The opinion of the court was delivered by: Hon. Manuel L. Real Judge of the U.S. District Court
[Assigned to Hon. Manuel L. Real]
ORDER REMANDING ACTION AND AWARDING ATTORNEY FEES TO ALL PARTIES HEREIN AND THEIR COUNSEL OF RECORD:
The motion of Myer J. Sankary, Successor Trustee of the Aubry Family Trust, to remand this matter to the Court of Appeal of the State of California, Second Appellate District, Division Five, came on regularly for hearing on December 17, 2012, at 10:00 a.m., in Courtroom 8 of the above-entitled court, the Honorable Manuel L. Real, Judge presiding.
Andrea Lynn Rice, Esq. appeared on behalf of the moving party, Myer J. Sankary, Successor Trustee of the Aubry Family Trust; Charles G. Kinney appeared on behalf of the removing parties, Nina Ringgold and Justin Ringgold-Lockhart.
Having considered all the papers, and the oral arguments of counsel, the Court finds that this case must be remanded for lack of subject matter jurisdiction and that Sankary is entitled to an award of attorney fees pursuant to 28 U.S.C. § 1447(c).
1. THIS ACTION MUST BE REMANDED FOR LACK OF SUBJECT MATTER JURISDICTION.
Federal courts are courts of limited jurisdiction, having subject matter jurisdiction only over matters authorized by the Constitution and Congress. See, e.g., Kokkonen v. Guardian Life Ins. Co., 511 U.S. 375, 377 (1994). A suit filed in state court may be removed to federal court if the federal court would have original jurisdiction over the suit. Title 28 U.S.C. § 1441(a). A removed action must be remanded to state court if the federal court lacks subject matter jurisdiction. Title 28 U.S.C. § 1447(c). "The burden of establishing federal jurisdiction is on the party seeking removal, and the removal statute is strictly construed against removal jurisdiction." Prize Frize, Inc. v. Matrix (U.S.) Inc., 167 F.2d 1261, 1265 (9th Cir. 1999). "Federal jurisdiction must be rejected if there is any doubt as to the right of removal in the first instance." Gaus v. Miles, Inc., 980 F.2d 564, 566 (9th Cir. 1992). "The defendant also has the burden of showing that it has complied with the procedural requirements for removal." Riggs v. Plaid Pantries, Inc., 233 F.Supp.2d 1260 (D. Or. 2001).

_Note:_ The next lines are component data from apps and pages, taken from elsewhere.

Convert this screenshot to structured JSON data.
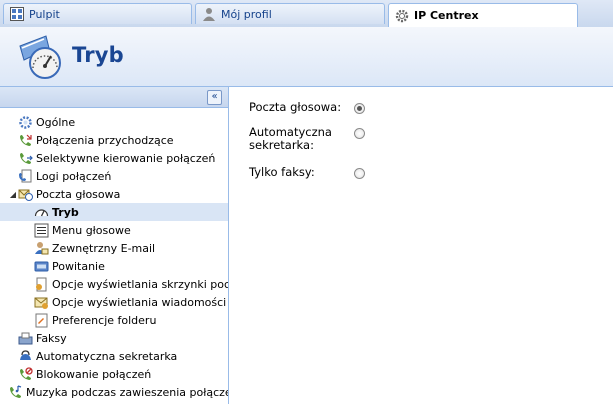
{
  "tabs": [
    {
      "label": "Pulpit",
      "icon": "dashboard-icon"
    },
    {
      "label": "Mój profil",
      "icon": "user-icon"
    },
    {
      "label": "IP Centrex",
      "icon": "gear-icon",
      "active": true
    }
  ],
  "header": {
    "title": "Tryb",
    "icon": "voicemail-mode-icon"
  },
  "sidebar": {
    "collapse_glyph": "«",
    "items": [
      {
        "label": "Ogólne"
      },
      {
        "label": "Połączenia przychodzące"
      },
      {
        "label": "Selektywne kierowanie połączeń"
      },
      {
        "label": "Logi połączeń"
      },
      {
        "label": "Poczta głosowa"
      },
      {
        "label": "Tryb"
      },
      {
        "label": "Menu głosowe"
      },
      {
        "label": "Zewnętrzny E-mail"
      },
      {
        "label": "Powitanie"
      },
      {
        "label": "Opcje wyświetlania skrzynki poczto"
      },
      {
        "label": "Opcje wyświetlania wiadomości"
      },
      {
        "label": "Preferencje folderu"
      },
      {
        "label": "Faksy"
      },
      {
        "label": "Automatyczna sekretarka"
      },
      {
        "label": "Blokowanie połączeń"
      },
      {
        "label": "Muzyka podczas zawieszenia połączer"
      }
    ]
  },
  "form": {
    "options": [
      {
        "label": "Poczta głosowa:",
        "checked": true
      },
      {
        "label": "Automatyczna sekretarka:",
        "checked": false
      },
      {
        "label": "Tylko faksy:",
        "checked": false
      }
    ]
  },
  "colors": {
    "accent": "#1a4693",
    "border": "#99bbe8",
    "selected": "#d9e5f5"
  }
}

Nina Ringgold and her son, Justin Ringgold-Lockhart, attempted to remove this action pursuant to the federal civil-rights removal statute, Title 28 U.S.C. § 1443, which states:
Any of the following civil actions or criminal prosecutions, commenced in a State court may be removed by the defendant to the district court of the United States for the district and division embracing the place where it is pending:
(1) Against any person who is denied or cannot enforce in the courts of such State a right under any law providing for the equal civil rights of citizens of the United States, or of all persons within the jurisdiction thereof;
(2) For any act under color of authority derived from any law providing for equal rights, or for refusing to do any act on the ground that it would be inconsistent with such law.
Ms. Ringgold and Mr. Ringgold-Lockhart have failed to establish that removal is permissible under Title 28 U.S.C. § 1443 for several reasons. First, neither Ms. Ringgold nor Mr. Ringgold-Lockhart are defendants in the underlying probate action. Second, this matter falls within the probable exception to federal subject matter jurisdiction. Third, this Court should abstain from exercising jurisdiction pursuant to the abstention doctrine announced in Younger v. Harris, 40 U.S. 37 (1971). Fourth, Ms. Ringgold failed to identity any inability to enforce equal protection rights in the State court, as required by subsection one of Title 28 U.S.C. § 1442. Fifth, Ms. Ringgold failed to identify a colorable conflict between state law and federal racial equality laws.
2. THE MOVING PARTY IS ENTITLED TO HIS ATTORNEY FEES PURSUANT TO 28 U.S.C. § 1447(C).
28 U.S.C. § 1447(c) provides, in pertinent part: An order remanding the case may require payment of just costs and any actual expenses, including attorney ...